4. Gullet width vs Handhold width – Gullet width is a term commonly discussed on the internet but it is not generally a good indicator of how a saddle fits. This is because (as you can see from the picture above) its width changes from front to back. A saddle maker will instead talk about the handhold width which is where the swell meets the bars.
HOW WE BUILD OUR MADE-TO-MEASURE TREES TO TRULY FIT YOUR HORSE
We have developed a 3D Equine Saddle Fitting System which allows us to quantify and communicate the shape of a horse’s back and /or saddle for optimum saddle fit. With a series of cards and an angle gauge, we can measure your horse’s back along its length to determine the width, angle, rock, twist and length. From these measurements, we will build a tree to fit your horse.
Our lightweight trees are made of modern materials, so we can easily shape them to your horse’s specifications, and yield higher strength while eliminating weight. The extra-wide bars evenly distribute the rider’s weight, eliminating pressure points and giving your horse a good, comfortable fit.
We have been building and testing various versions of these trees since 1995, and they are in use by ourselves as well as endurance riders, western sports competitors, mounted police, outfitters, feedlots, and parks throughout the world. Our latest version is our best ever.
Our qualified saddle fitters understand horse anatomy, the concepts of recognizing and resolving asymmetry, fitting the tree, and fitting the rider with the correct seat size, individual seat inserts, and adjustable fenders.
FINE TUNE SADDLE FIT FOR YOUR HORSE WITH OUR UNIQUE FEATURES
A tree built for your horse is the first and most important step of your custom saddle, but we have added a couple more features that can give you an opportunity for fine-tuning: shim pockets and cable rigging.
We have incorporated detachable bar pads with shim pockets under the tree bars to allow the saddle to be easily adjusted by the rider or professional to properly fit your horse’s asymmetrical or changing shape. The bar pads are approximately 1/2″ thick and are made from breathable materials. Shims can be inserted at any point along their length. An example of a time when you would use this is if your horse has one shoulder larger than the other. A shim on one side would make the saddle sit straight and keep your weight from tipping into that pocket. Or, if you have an older horse who is becoming more swaybacked with age, a shim in the middle might help keep more contact between the bars and his back and prevent saddle bridging.

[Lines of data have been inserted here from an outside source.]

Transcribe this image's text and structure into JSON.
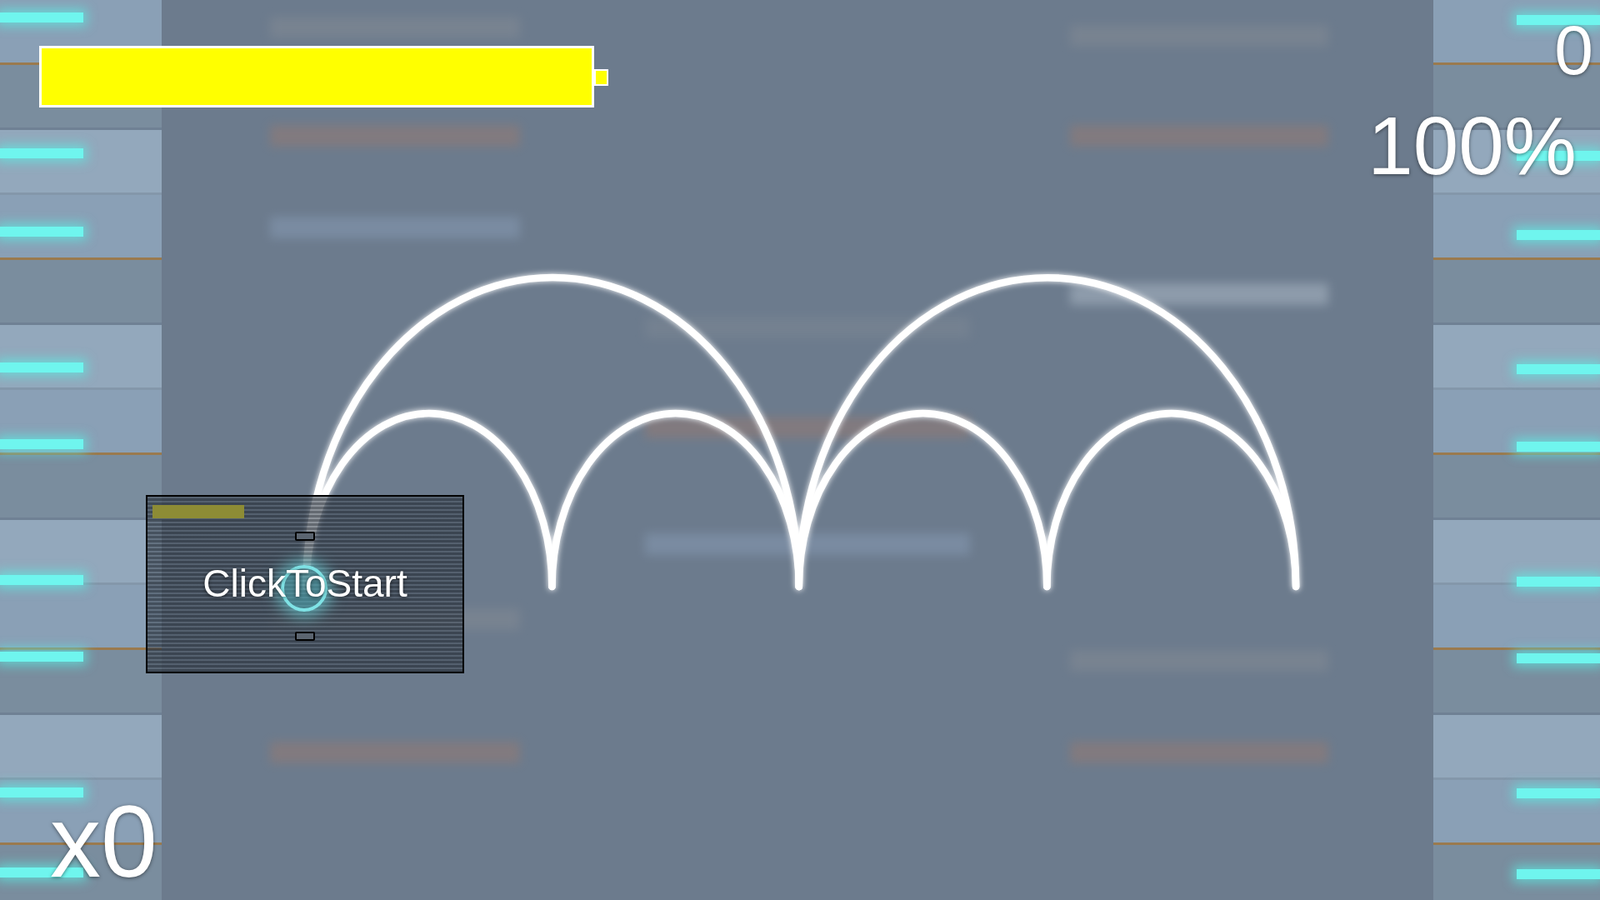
{
  "hud": {
    "health": {
      "level": 1.0
    },
    "score": "0",
    "accuracy": "100%",
    "combo": "x0"
  },
  "start_box": {
    "label": "ClickToStart",
    "level": 1.0
  }
}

Our cable girth rigging system is a continuous loop of poly-coated, stainless, aircraft cable which is moulded into the tree. This is what your latigo and the off-side billet are attached to and from which your cinch is hung. It pulls evenly from side to side and front to back and can eliminate the requirement of a back cinch. It is stronger and lighter than any other rigging system we know of while allowing for close contact with your horse by eliminating the bulk and weight associated with traditional rigging. The cable can be adjusted to full, 7/8, 3/4 or even centerfire positioning but left alone it acts as an equalizer allowing the saddle and cinch to find their natural positions. For asymmetries, the position can be adjusted differently on each side and, in conjunction with shimming, pull the saddle off a small, weak or atrophied shoulder, so it can rehabilitate.

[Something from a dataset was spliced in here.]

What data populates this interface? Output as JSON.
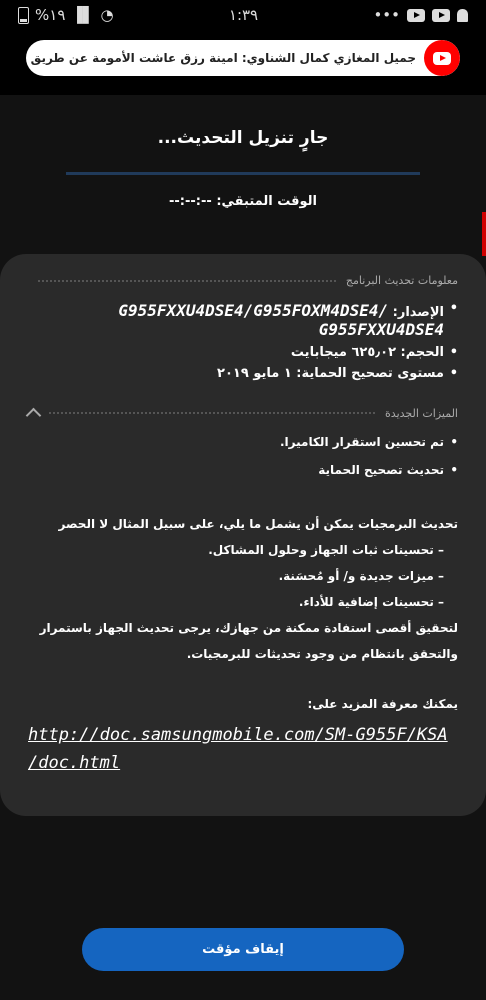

A saddle that fits your horse well is necessary for his comfort and ability to perform. Horse backs are all unique and it is difficult to find an off-the-shelf saddle that will fit especially if your horse does not fit into the “normal” category. Looking at one spot on the saddle to determine if a saddle fit is not sufficient; it can be difficult to know how a saddle is fitting all along his back. Easy Fit Saddles have developed a 3D Equine Measuring System that can precisely measure all of the angles, curves and lengths of your horse’s back and then build a tree to those measurements. If your horse could, he would tell you that custom saddle fit is a big deal!